A recent judgment published by the Beijing Intellectual Property Court showed that because the mobile computing architecture HiAI on its core chip was preemptively registered by the partner, Huawei sued the China National Intellectual Property Administration in the court and lost the first instance after failing to achieve the expected result of trademark invalidation .

HiAI is Huawei’s AI capability open platform for smart terminals. As a mobile computing architecture that was once innovatively designed on the Kirin 970 chip, the system has been upgraded to HiAI 3.0 to support multi-terminal sharing of AI computing power. According to information from China Trademark Network, HiAI, as the ninth category of commodity trademarks, is currently still in the hands of Liangfengtai (Shanghai) Information Technology Co., Ltd.

On September 2, 2017, at the International Consumer Electronics Show held in Berlin, Germany, Huawei officially released the world's first mobile artificial intelligence chip Kirin 970.

According to previous reports by the Paper, the biggest feature of the Kirin 970 chip is the establishment of a special AI hardware processing unit NPU (Neural Network) to process massive AI data. This Huawei's core chip uses the HiAI mobile computing architecture, and the AI performance density is significantly better than that of the CPU and GPU.

In September of the same year, Huawei also demonstrated the artificial intelligence features of its HiAI to the media.

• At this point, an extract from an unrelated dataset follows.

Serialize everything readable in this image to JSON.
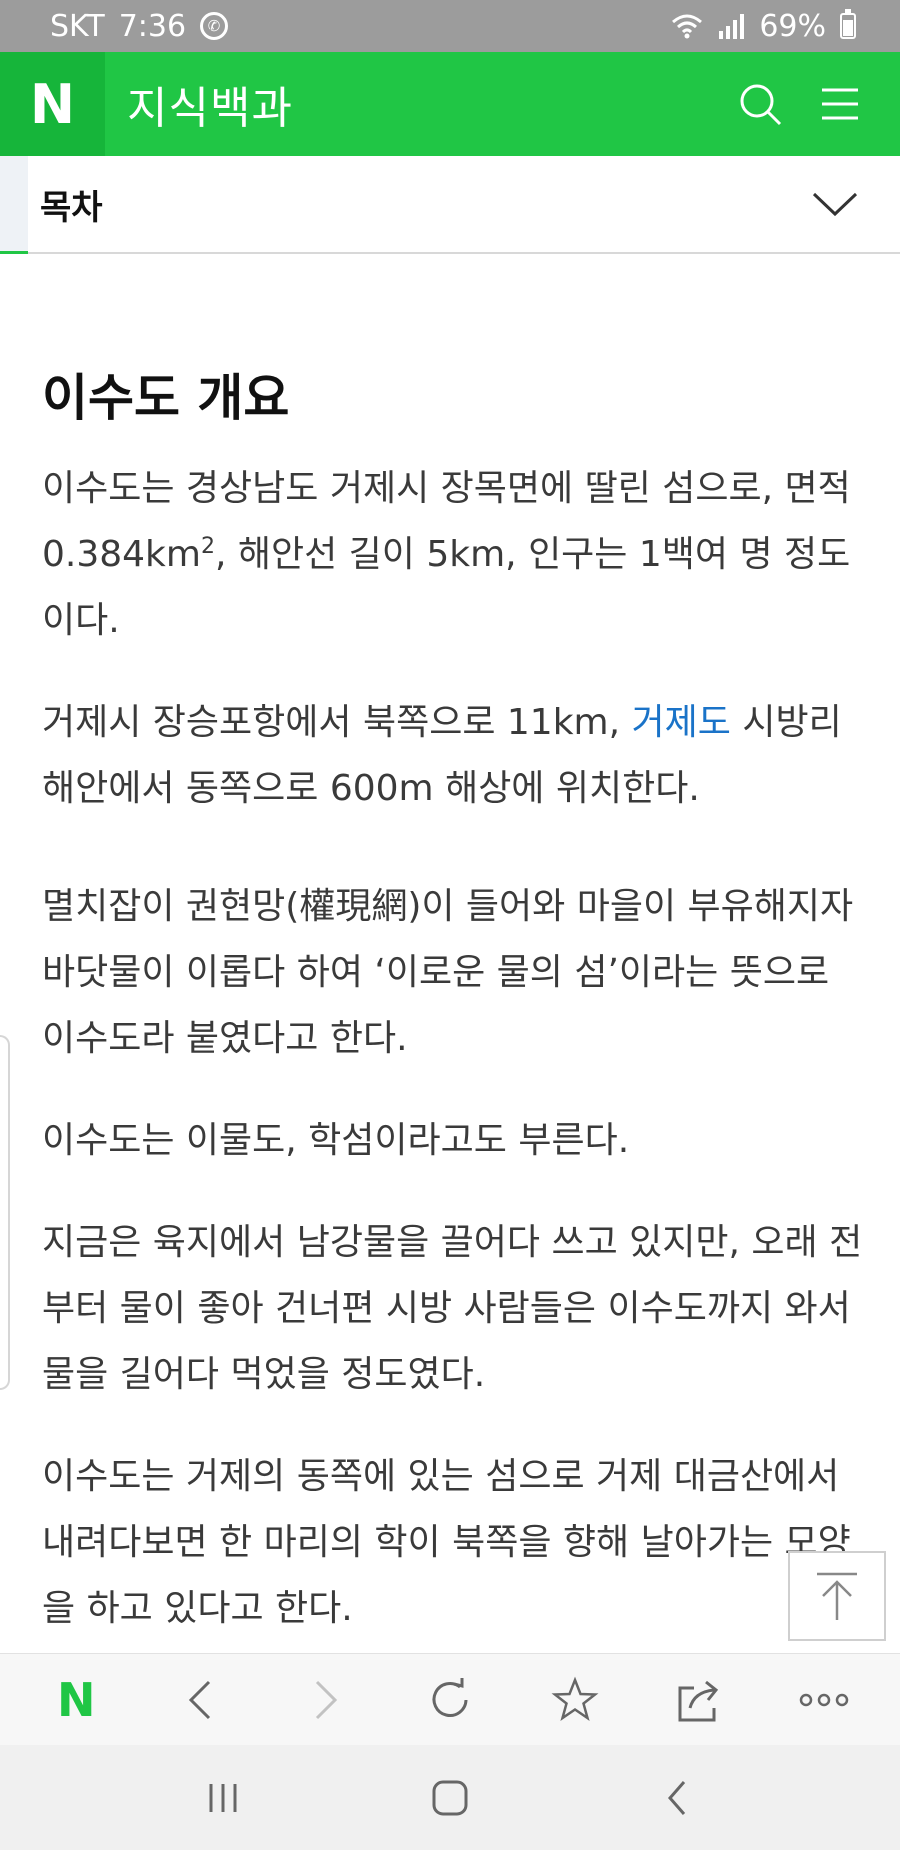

Public information shows that following the launch of the HiAI mobile open platform in 2017, in 2018, with the strong AI computing power of Kirin 980, Huawei launched HiAI Eco 2.0 to improve development and integration efficiency; in November 2019, Huawei released HUAWEI HiAI 3.0.

The “trademark infringement case” involved this time was because when Huawei wanted to apply for the HiAI trademark, it found that its partners had already been “one step ahead”.

According to the public information of China Trademark Network, on September 25, 2017, Liangfengtai (Shanghai) Information Technology Co., Ltd. submitted an application for HiAI category 9 trademark registration through an agency, and on September 14, 2018, Liangfengtai's application obtained a registration announcement and successfully owned HiAI Category 9 trademark rights.

On November 10, 2017, Huawei applied to the Trademark Office of the CNIPA to register the HiAI trademark for the 9th category of goods and services through its agency, which was rejected in July 2018.

In other words, Liangfengtai’s application was 46 days earlier than Huawei’s trademark application, which largely determined its advantage.

After discovering that the HiAI trademark was "squashed" by Liangfengtai, Huawei filed a complaint with the CNIPA.

Huawei believes that Liangfengtais behavior is prohibited by Article 32 of the Trademark Law (2014), which uses improper means to preemptively register trademarks that others have already used and have certain influence.

However, from the perspective of Liangfengtai, its application for registration of the disputed trademark is entirely from good intention: Hi, which means "Hello" in English, and AI is the abbreviation of Artificial Intelligence in English. Hi and AI are not contrived vocabularies, and both have positive meanings. It is highly possible that colleagues in the same industry can think of it. The plaintiff should not be given special treatment due to the plaintiffs huge size and market influence. Otherwise, it will inevitably violate free market competition.

The CNIPA made a ruling on April 1, 2020: it does not support Huawei's claim on Liangfengtai. However, it is believed that Liangfengtai's registration of the HiAI trademark on seven categories of goods such as smart glasses (data processing) based on other relationships other than the agency or representative relationship should or know the trademark of others, which constitutes the trademark law of 2014. Circumstances referred to in the second paragraph of Article 15. Therefore, it was ruled that the disputed trademark was declared invalid on the above-mentioned goods and maintained on the remaining goods.

Therefore, from this ruling, the HiAI trademark registered by Liangfengtai is invalid in seven items including smart glasses and data processing equipment, but it is legal in 3D glasses, head-mounted virtual reality devices, and portable multimedia players.

Source: China IP Today